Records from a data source
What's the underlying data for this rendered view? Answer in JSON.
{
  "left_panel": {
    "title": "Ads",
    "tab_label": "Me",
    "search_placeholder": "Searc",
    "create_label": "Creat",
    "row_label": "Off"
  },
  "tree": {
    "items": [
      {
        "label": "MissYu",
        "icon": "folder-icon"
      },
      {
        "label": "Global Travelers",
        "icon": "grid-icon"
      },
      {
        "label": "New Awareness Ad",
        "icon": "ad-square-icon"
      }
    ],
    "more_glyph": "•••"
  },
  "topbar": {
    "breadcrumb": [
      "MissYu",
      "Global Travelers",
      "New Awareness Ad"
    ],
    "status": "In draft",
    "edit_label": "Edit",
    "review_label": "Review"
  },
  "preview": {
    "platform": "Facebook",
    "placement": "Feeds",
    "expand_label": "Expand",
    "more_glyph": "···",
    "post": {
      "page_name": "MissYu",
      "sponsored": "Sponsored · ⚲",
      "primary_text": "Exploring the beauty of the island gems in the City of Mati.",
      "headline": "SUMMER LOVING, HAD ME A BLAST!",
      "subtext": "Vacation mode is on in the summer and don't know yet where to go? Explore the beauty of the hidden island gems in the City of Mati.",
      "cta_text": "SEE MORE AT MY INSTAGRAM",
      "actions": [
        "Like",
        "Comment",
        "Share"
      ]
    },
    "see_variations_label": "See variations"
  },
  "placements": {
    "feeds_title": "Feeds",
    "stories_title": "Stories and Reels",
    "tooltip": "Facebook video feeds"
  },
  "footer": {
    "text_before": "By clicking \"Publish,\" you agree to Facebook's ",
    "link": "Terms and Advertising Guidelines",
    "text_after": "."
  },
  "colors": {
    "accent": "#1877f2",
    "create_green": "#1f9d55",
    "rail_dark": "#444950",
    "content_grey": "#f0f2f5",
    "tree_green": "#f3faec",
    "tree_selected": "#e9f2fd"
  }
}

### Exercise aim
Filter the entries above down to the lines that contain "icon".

### Answer for the task
        "icon": "folder-icon"
        "icon": "grid-icon"
        "icon": "ad-square-icon"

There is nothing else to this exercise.